Spontaneous subcutaneous emphysema and pneumomediastinum can usually be managed conservatively without any surgical intervention. However, appropriate investigations are recommended to exclude serious pathology such as esophageal perforation or pneumopericardium. Although rare, the presence of pneumomediastinum should be considered in patients who present with chest pain after cocaine use.
Written informed consent was obtained from the patient for publication of this case report and accompanying images. A copy of the written consent is available for review by the Editor-in-Chief of this journal.
Koullias GJ, Korkolis DP, Wang XJ, Hammond GL. Current assessment and management of spontaneous pneumomediastinum: experience in 24 adult patients. Eur J Cardiothorac Surg. 2004;25:852–5.
Luque III MA, Cavallaro DL, Torres M, Emmanual P, Hillman JV. Pnuemomediastinum, pneumothorax, and subcutaneous emphysema after alternate cocaine inhalation and marijuana smoking. Pediatr Emerg Care. 1987;3:107–9.
Kloss BT, Broton CE, Rodriguez E. Pneumomediastinum from nasal insufflation of cocaine. Int J Emerg Med. 2010;3(4):435–7.
Hamman L. Spontaneous mediastinal emphysema. Bull Johns Hopkins Hosp. 1939;64:1–21.
Panacek EA, Singer AJ, Sherman BW, Prescott A, Rutherford WF. Spontaneous pneumomediastinum: clinical and natural history. Ann Emerg Med. 1992;21:1222–7.
Gotway MB, Marder SR, Hanks DK, Leung JW, Dawn SK, Gean AD, et al. Thoracic complications of illicit drug use: an organ system approach. Radiographics. 2002;22:S119–35.
Alnas M, Altayeh A, Zaman M. Clinical course and outcome of cocaine-induced pneumomediastinum. Am J Med Sci. 2010;339:65–7.
Mégarbane B, Chevillard L. The large spectrum of pulmonary complications following illicit drug use: features and mechanisms. Chem Biol Interact. 2013;206(3):444–51.
The authors declare that they have no competing interests.
DSS was part of the team that managed this patient and was the main author of the report.
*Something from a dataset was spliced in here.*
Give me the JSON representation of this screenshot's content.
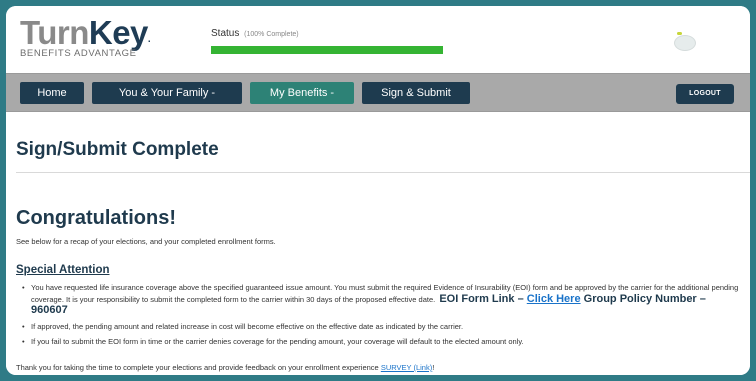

AF and RA were major contributors to the writing of the manuscript. All authors read and approved the final manuscript.